a) what economically important political decisions are pending
b) what the possible outcomes are
c) what outcome is expected by market participants.
With that in hand, all that's left to do is either look for new information that will alter the markets perception of the most likely outcome, or wait for the decision itself to deviate from the one expected by market participants. Then you get in when the new information hits the market, and out after the information becomes embedded in price.
And that is about the best explanation for the process of not only reading, but exploiting sentiment that you are ever likely to hear.
Historically, one of the biggest problems traders have with sentiment is determining which headlines are important, which should be ignored, and how the important ones should be played. After all, the market's focus is continuously shifting: in 2007-2008 housing data was essential to track. Nowadays there's hardly any data print that the market cares about, outside of the pace of central bank bond purchases. PMIs have started coming back into focus but only recently.
To understand what the market cares about, we need to introduce Intermarket analysis: the process of analyzing the relationships between disparate financial market asset classes, in an effort to glean what market participants are thinking.
And how does it allow you to determine which headlines are important?
Every asset in the world has its own unique set of fundamental drivers;
Each headline has its own unique set of fundamental implications;
Depending on the nature of the headline it can cause asset correlations to take on some very interesting characteristics.
For example, if we have 2 simultaneous data prints coming out, A and B. Lets just assume that fundamental impact A will cause stock and bond prices to rise and that fundamental impact B will cause stocks to rise and bonds to fall.
Armed with this little model, after these two headlines hit, if we see equity and bonds rising we can infer that markets are more concerned with headline one then they are with headline two. In other words, headline one is the dominant driver of sentiment.
Of course this begs the question, why is headline 1 more important. Who knows? What's important is that we now know for sure that market participants are more concerned with headline A then they are with B. And this gives you an important clue about where to look when trying to figure out what's driving sentiment. It also gives you an important data point that you can evaluate the information you discover against.
Hopefully this is opening your eyes to how powerful a tool this is, but honestly this is really only the tip of the iceberg when it comes to the information you can gain from Intermarket analysis.
For example: imagine there is a big crude oil inventory surprise. Obviously it would impact Crude pretty strongly. But since Crude is a component of the broader energy commodity space, a big deviation from expectations would also hit Natural Gas, RBOB gasoline, and Ethanol futures as well.
And that's not all. Depending on how big the deviation was - and how big an impact it made on the broader energy space - it could also produce some price movement in equities and gold and the US dollar.
So anyone paying attention to USD and Equities after a big deviation hit the crude oil inventories would have received some important information regarding how much traders were concerned about oil supplies.
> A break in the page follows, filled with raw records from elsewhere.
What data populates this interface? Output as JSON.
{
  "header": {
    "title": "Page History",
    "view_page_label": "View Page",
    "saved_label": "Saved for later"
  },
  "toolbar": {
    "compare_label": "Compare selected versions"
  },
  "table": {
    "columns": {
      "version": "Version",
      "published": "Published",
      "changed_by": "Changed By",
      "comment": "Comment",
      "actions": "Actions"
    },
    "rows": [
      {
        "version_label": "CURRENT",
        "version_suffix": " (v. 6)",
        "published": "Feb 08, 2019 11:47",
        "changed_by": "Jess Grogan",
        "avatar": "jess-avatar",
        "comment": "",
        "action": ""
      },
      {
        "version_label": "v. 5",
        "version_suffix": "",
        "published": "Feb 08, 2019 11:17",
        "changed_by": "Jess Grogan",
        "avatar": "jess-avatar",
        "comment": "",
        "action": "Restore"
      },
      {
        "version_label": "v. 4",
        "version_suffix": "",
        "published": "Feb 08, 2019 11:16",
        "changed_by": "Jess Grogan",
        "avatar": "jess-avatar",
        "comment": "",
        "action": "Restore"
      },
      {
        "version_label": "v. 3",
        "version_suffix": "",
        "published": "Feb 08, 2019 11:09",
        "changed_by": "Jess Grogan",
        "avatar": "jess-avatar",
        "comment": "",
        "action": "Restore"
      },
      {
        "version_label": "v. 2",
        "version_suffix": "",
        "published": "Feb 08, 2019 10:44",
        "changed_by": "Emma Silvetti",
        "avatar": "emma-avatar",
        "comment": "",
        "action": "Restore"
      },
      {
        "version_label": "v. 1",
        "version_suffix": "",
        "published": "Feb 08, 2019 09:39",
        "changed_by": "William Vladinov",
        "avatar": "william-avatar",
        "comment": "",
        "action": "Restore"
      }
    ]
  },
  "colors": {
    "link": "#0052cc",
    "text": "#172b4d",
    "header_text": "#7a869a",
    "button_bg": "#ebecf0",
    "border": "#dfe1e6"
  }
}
This is how professional traders, like the tweeting "NorthHeroTrading" are able to catch changes in drivers even on an intraday basis.
Over to You
With the information in this article, you can analyse and follow sentiment like a pro. Initially it may seem daunting, but it's a bit like merging into flowing traffic. Initially challenging, but once you get the hang of it, it will become second nature.
As always, direct any questions to email@example.com
I wish you all the best with your trading.